Based upon the topics addressed at each meeting, the Task Force invited experts to comment. The Texas Education Agency also had representatives present at each meeting. In addition, each meeting was attended by a variety of representatives from the State Board for Educator Certification, the Regional Education Service Centers as well as the offices of the Governor, Lieutenant Governor, Speaker of the House, Senate Education and House Public Education committees and legislative staff. A number of education organizations attended and gave comments including the Texas Business and Education Coalition, the Association of Texas Professional Educators, Texas Federation of Teachers, Texas Association of School Administrators and Texas Association of School Boards. In addition to the one-on-one roundtable discussions, the Task Force members obtained teachers' and administrators' views on the adequacy of controls and the procedures prescribed to administer, collect and report PEIMS, dropout and TAAS data to the state. To help in this process, the Comptroller entered into an interlocal agreement with the University of Texas School of Social Work to administer a survey to 5,000 teachers and administrators.

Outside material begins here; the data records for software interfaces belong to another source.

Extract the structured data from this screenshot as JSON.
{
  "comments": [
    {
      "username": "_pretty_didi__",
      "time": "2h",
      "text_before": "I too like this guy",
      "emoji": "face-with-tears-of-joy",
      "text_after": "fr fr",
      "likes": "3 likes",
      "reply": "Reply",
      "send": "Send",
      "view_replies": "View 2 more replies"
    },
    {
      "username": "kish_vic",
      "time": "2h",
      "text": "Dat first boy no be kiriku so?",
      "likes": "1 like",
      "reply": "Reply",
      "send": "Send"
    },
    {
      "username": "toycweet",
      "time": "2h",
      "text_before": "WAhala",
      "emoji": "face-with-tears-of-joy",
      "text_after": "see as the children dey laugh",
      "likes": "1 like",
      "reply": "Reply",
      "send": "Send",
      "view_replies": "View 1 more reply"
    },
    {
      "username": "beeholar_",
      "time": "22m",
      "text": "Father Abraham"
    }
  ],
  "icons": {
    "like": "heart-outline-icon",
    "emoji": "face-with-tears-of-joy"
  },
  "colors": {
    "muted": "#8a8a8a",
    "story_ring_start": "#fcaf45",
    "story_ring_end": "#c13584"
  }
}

The survey team extracted a stratified sample of names and addresses from the 1999 State Board for Educator Certification database of more than 338,000 names. Surveys were mailed to 4,737 teachers (94 percent of total) and 263 administrators (6 percent of total), a number that is proportionate to the database from which the names were drawn. Of the 5,000 surveys mailed, 1,515 (30 percent) were returned. Of those returned, 91.5 percent were teachers and 8.3 percent were administrators. The survey results were presented to the Task Force at the June 2000 meeting.